For some time, Don has been pressing me to arrange a trip to Griffith (in the Riverina) because his 97-year-old mother is in a nursing home there, and we haven’t seen her in over a year.  I’ve tried not to be brutal and say, You simply cannot travel any more!  But I had a sudden inspiration, that in fact if there was something drastic such as a funeral, well there actually is a way.

I told Don that I ought to phone his neurologist and discuss getting permission for a course of methylprednisolone if there is a sudden need for Don to leave the nursing home, eg when his mother dies and he wants to attend the funeral.  It would be an 8-hour drive each way plus at least one night away.

In my opinion, methylpred is like a miracle drug for multiple sclerosis.  When Don, bedridden, was put onto a course of treatment last year, he was standing (with assistance) the next day, and was shuffling along the corridor (with a walking frame and two assistants) a couple of days later.  It was unbelievable.

Only problem with methylpred:  It doesn’t last.  Average duration of the improvement is 9 weeks.  And there are considerable side-effects, eg it depletes the body’s calcium (so he is still on calcium supplements 13 months later), possibility of organ damage if used long-term, and the mood swings during the course of treatment are terrible – swings from anger to despair to weeping with joy, emotions out of control completely.  And growing evidence of an actual deterioration in the condition subsequently.

To my surprise, Don didn’t even consider my bright idea.  He just said matter-of-factly, “No, when the time comes, you will have to go with our son and represent the family. I won’t be able to leave here.”

He has accepted the sad reality with his usual equanimity.  Thanks Don, for making it easy on us.

Some time ago I mentioned the possibility of trying Low Dose Naltrexone (LDN). We didn’t go ahead with that after all – too much else happening and we were advised against trialling a new drug on top of everything else.  But now I am to see the doctor and give it a go after all.

After I mentioned LDN in my previous blog, here are some of the comments I got back:

Helena: My cousin in Poland started LDN about 2 months ago and his health has improved a lot.
He has had MS for 10 years, recently he was confined to a wheelchair but now he is starting to walk again and his speech is improving. Doctors are sceptical about this drug but I say , do what you think is right for you. I had to order the medicine for him from Canada. He believes it is a miracle drug.

Michael: “My stepfather has Relapsing/Remitting, and for five years did everything but LDN, and progressed down hill fast. He’s been on LDN for five years, and has not progressed any farther.”

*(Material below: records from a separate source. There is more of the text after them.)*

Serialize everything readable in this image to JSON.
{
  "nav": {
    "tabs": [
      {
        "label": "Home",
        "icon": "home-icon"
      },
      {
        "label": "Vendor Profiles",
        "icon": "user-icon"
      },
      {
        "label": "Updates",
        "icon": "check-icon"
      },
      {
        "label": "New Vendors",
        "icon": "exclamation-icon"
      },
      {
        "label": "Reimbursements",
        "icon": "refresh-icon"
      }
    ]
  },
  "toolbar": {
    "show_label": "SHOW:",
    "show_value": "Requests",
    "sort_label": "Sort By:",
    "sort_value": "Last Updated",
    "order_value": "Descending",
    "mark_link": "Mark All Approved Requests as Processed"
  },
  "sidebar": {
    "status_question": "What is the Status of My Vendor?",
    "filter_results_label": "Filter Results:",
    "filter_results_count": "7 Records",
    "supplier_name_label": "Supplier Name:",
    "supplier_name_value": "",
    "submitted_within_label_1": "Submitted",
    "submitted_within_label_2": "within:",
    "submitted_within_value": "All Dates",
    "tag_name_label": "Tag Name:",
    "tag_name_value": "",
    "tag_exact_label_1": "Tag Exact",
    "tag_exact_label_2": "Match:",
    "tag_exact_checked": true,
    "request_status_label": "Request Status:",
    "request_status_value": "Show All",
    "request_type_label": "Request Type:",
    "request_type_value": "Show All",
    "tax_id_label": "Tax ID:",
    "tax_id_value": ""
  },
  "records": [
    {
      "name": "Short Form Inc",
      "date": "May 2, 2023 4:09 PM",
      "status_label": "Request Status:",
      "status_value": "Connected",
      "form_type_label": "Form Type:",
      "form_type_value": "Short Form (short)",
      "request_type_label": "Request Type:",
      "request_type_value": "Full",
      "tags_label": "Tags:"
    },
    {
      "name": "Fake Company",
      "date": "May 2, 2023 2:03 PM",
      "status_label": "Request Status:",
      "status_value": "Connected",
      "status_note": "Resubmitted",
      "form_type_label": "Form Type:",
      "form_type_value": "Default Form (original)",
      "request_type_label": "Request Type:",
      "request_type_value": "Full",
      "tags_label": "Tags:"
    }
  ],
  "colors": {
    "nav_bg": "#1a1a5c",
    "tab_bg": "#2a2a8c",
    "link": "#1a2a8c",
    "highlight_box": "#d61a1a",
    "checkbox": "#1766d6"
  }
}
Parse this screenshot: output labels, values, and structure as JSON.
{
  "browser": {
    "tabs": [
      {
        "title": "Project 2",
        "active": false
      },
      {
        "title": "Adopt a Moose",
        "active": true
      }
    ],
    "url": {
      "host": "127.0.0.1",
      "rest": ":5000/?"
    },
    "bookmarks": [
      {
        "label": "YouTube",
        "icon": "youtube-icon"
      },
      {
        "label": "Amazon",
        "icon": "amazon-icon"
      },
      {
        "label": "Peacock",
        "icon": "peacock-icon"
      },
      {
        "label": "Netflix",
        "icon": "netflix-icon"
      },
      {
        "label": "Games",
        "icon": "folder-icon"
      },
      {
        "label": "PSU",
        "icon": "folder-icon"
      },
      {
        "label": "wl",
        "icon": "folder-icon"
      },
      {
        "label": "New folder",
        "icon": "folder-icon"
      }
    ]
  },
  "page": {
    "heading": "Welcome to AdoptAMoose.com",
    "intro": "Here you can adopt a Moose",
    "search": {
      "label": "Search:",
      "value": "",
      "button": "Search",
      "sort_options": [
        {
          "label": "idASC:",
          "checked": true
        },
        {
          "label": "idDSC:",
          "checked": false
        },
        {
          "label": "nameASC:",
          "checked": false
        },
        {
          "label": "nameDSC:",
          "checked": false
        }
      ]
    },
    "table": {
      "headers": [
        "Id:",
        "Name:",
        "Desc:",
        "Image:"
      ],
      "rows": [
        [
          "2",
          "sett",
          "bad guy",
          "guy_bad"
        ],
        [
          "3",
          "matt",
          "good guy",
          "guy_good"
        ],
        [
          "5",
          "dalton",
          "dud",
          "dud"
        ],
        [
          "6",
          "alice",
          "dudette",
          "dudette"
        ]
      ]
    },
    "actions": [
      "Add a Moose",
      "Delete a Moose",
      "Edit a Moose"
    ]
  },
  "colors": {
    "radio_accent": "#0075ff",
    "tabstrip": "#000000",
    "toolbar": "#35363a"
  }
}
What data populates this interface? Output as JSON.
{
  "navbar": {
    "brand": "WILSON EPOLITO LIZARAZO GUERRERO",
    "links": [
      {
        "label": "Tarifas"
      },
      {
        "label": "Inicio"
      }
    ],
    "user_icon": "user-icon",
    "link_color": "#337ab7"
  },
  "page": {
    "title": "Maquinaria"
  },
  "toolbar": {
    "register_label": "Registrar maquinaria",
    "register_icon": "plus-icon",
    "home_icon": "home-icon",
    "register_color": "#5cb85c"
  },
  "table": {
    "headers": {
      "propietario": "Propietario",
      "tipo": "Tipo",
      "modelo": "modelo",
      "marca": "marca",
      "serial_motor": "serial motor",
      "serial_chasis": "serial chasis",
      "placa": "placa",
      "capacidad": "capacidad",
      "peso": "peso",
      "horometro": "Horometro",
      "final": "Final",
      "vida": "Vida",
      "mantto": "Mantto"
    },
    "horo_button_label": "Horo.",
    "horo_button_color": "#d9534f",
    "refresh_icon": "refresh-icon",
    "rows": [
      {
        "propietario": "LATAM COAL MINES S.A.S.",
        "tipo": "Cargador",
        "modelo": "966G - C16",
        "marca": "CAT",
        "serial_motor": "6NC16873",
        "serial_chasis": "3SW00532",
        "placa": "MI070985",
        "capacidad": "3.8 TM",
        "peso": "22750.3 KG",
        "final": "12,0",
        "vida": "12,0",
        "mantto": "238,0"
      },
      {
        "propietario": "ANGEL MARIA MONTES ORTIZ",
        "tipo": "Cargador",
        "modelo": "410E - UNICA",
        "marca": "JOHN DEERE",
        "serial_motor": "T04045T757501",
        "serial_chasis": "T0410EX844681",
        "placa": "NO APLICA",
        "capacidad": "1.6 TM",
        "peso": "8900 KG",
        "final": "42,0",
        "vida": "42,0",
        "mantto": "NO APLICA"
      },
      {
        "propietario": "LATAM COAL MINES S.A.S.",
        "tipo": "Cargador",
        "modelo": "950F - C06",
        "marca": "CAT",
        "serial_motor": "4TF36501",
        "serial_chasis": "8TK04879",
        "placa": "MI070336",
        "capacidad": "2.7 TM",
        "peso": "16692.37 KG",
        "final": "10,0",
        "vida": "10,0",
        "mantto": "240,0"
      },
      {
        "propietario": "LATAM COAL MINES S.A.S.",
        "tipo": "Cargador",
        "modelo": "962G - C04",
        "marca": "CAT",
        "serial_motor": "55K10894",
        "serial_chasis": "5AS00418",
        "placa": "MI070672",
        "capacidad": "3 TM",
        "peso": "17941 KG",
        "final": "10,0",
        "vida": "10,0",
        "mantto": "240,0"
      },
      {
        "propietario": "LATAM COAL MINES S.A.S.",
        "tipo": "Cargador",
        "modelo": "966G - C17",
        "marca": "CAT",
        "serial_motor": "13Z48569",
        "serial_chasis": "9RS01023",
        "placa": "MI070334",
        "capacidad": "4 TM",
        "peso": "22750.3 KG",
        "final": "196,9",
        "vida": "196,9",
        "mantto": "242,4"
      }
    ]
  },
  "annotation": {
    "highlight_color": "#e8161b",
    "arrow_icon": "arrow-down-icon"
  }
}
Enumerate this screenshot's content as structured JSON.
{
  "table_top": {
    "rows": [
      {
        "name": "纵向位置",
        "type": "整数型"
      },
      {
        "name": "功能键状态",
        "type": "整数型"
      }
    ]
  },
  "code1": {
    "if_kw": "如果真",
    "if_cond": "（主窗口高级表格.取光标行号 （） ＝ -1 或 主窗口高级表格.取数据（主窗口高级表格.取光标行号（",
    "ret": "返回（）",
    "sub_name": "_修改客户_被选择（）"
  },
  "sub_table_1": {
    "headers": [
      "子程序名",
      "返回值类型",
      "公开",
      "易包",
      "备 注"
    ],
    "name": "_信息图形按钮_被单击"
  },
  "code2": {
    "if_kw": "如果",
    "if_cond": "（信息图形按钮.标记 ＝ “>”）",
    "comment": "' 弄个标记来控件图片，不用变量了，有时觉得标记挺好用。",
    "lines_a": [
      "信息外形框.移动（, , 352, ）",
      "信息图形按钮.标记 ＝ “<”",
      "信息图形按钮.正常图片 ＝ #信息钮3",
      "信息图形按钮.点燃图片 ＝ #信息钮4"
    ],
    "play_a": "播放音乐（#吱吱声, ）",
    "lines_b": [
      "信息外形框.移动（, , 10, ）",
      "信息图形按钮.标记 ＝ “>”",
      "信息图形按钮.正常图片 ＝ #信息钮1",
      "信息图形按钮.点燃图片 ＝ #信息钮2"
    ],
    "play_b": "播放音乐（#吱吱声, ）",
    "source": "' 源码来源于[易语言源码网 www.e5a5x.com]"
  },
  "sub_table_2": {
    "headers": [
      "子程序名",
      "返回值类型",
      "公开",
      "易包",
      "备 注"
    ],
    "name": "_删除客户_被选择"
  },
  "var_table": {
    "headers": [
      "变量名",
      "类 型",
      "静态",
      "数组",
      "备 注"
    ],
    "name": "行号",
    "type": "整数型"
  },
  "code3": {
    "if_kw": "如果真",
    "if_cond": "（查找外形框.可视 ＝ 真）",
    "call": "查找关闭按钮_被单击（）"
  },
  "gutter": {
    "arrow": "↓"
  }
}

Joseph:I began taking the LDN expecting nothing from it. I took it the way I took vitamins. You “hope” maybe it might help in some unknown way. I didn’t research the question because of the casual way my doctor had spoken about it.  In July, 3 months later, ALL of my symptoms disappeared. LDN was the only drug I had been taking…  It was only then that I started to do research and found out what can only be found out if you already know the acronym “LDN”.  My book, “Google LDN!” should be published in a few months. In the meantime please visit my site for lots of info and links.  www.gooogleldn.com   “